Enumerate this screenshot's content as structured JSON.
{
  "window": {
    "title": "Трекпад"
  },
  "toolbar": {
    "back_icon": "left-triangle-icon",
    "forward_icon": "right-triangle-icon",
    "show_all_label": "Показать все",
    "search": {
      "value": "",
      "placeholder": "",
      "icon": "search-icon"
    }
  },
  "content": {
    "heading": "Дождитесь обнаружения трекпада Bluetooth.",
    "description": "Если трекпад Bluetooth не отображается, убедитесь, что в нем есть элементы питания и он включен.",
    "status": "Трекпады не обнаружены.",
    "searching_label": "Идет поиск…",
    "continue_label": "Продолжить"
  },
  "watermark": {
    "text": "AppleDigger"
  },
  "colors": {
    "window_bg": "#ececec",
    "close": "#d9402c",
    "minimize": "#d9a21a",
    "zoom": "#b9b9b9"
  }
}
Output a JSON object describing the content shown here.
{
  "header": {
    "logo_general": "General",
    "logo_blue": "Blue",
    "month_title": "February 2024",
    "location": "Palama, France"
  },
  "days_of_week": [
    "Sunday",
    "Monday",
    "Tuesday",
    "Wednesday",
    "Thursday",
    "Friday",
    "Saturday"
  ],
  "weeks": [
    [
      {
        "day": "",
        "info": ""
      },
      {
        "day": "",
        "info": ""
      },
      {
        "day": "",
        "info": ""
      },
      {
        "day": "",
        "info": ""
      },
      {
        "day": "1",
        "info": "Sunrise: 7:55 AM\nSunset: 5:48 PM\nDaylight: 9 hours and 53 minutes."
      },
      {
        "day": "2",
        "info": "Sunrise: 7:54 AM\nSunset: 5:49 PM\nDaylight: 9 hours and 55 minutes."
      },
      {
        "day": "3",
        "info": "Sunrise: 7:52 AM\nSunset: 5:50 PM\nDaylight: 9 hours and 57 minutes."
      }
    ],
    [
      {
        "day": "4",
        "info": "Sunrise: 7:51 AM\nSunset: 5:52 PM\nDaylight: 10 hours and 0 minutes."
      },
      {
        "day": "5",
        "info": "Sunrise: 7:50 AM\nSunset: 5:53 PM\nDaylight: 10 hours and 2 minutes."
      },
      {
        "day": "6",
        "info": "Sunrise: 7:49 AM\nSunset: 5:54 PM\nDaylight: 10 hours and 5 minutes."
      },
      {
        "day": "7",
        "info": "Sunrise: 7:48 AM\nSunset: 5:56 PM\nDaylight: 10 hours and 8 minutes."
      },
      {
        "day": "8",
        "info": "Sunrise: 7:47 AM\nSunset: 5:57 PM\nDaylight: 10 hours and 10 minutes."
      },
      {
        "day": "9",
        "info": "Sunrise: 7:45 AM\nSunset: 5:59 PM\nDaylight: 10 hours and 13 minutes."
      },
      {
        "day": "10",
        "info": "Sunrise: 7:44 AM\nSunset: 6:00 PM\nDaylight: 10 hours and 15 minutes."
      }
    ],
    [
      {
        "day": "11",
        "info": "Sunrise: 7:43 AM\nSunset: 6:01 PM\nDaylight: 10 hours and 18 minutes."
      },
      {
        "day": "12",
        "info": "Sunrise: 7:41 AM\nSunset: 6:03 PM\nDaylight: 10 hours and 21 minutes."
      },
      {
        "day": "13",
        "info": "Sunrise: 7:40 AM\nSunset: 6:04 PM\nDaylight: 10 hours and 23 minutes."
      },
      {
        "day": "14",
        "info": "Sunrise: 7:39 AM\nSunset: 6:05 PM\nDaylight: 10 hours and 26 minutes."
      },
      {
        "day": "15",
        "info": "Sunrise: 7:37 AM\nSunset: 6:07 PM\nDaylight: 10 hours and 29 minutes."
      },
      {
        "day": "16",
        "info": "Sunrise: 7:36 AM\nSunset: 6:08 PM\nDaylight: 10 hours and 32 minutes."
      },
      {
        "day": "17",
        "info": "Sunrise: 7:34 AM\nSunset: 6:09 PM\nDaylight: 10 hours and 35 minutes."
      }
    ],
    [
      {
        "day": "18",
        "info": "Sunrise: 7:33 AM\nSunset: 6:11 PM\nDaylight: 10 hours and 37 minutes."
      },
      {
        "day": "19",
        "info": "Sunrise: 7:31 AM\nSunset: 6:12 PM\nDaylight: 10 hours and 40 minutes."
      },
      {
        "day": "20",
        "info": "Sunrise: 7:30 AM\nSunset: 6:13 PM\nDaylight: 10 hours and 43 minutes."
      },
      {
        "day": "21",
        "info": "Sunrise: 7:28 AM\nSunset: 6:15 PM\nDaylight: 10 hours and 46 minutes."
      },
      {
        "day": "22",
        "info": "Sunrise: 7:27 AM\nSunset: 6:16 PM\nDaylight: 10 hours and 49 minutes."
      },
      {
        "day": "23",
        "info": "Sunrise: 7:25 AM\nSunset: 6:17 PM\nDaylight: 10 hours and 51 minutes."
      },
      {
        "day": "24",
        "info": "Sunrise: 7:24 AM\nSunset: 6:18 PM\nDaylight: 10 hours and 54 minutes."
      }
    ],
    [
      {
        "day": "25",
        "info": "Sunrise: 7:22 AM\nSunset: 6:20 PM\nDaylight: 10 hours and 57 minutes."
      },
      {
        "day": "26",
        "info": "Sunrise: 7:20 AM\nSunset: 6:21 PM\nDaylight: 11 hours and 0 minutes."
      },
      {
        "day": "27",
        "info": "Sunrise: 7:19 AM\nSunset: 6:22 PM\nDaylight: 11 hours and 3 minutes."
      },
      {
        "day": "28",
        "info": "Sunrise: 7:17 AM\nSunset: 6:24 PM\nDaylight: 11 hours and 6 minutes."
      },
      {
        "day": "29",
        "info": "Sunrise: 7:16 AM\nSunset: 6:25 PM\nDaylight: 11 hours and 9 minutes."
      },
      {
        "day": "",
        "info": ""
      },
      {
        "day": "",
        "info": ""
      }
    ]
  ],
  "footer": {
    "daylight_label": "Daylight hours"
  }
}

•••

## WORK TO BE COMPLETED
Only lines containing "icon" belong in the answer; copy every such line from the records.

## THE ANSWER
    "back_icon": "left-triangle-icon",
    "forward_icon": "right-triangle-icon",
      "icon": "search-icon"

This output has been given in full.